Joined: Jul 06, 2002

Apr 13, 2005 #48

I wave to everybody, any biker out there.

Most of the times, its the harley people that dont wave back.
Quote
Like
Dislike
Share

TheJesus
Pure [M]ayhem
TheJesus
Pure [M]ayhem
Joined: May 24, 2003

Apr 13, 2005 #49

God damn, I want to get one, but my parents would fucking flip.

I have a question though, I'm a big motherfucker, and whenever I have tried just sizing myself on smaller bikes, I have found myself hunching over uncomfortably. I'm 6'1" and 245ish pounds, so I am wondering what kind of beginning beginning beginning bike would be good for me.
Quote
Like
Dislike
Share

onewheeldoin200
[M]afia
Joined: Dec 13, 2003

Apr 13, 2005 #50

TheJesus wrote:God damn, I want to get one, but my parents would fucking flip.

I have a question though, I'm a big motherfucker, and whenever I have tried just sizing myself on smaller bikes, I have found myself hunching over uncomfortably. I'm 6'1" and 245ish pounds, so I am wondering what kind of beginning beginning beginning bike would be good for me.
ph00ny wrote:what about people that are way too tall/big to be riding in small bikes?
onewheeldoin200 wrote:If size is an issue you'll probably need a sub-1000cc cruiser of some sort. My dad has a Suzuki Volusia 800, for instance, and it's very friendly and manageable. It might be a little heavy, but if you're too big for the bikes above then a little weight shouldn't be an issue.

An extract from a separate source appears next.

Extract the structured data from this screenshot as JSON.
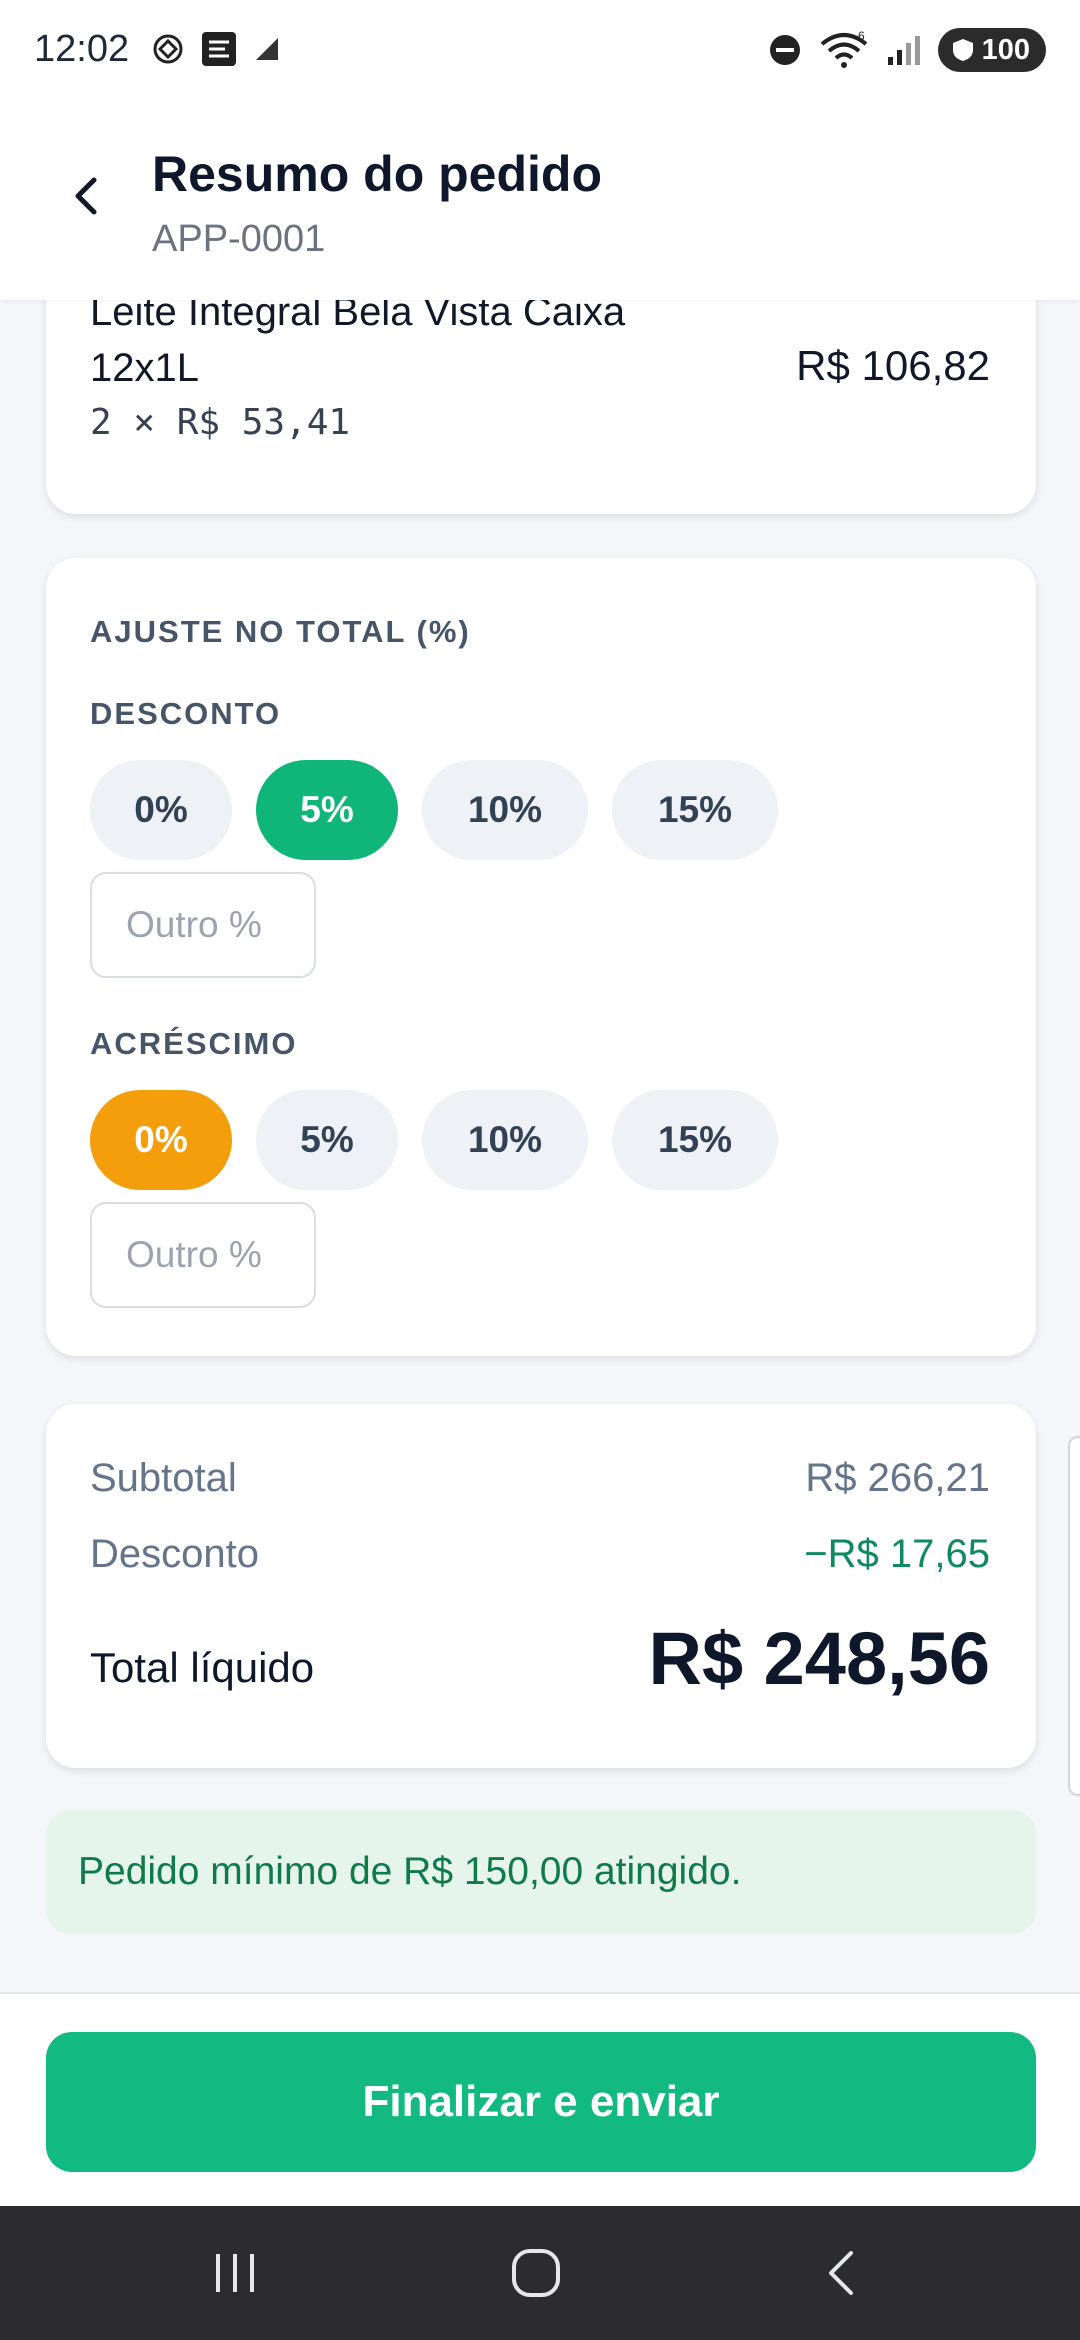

The advantage of cruisers is the HUGE array of accessories for them; you can stretch out with highway bars, add floorboards etc etc.

Other good options in this category are older Yamaha Virago's and Honda Magna's.
:)
Member of the Gen[M]ay [M]otorcycle Club

Passion > Precision
Quote
Like
Dislike
Share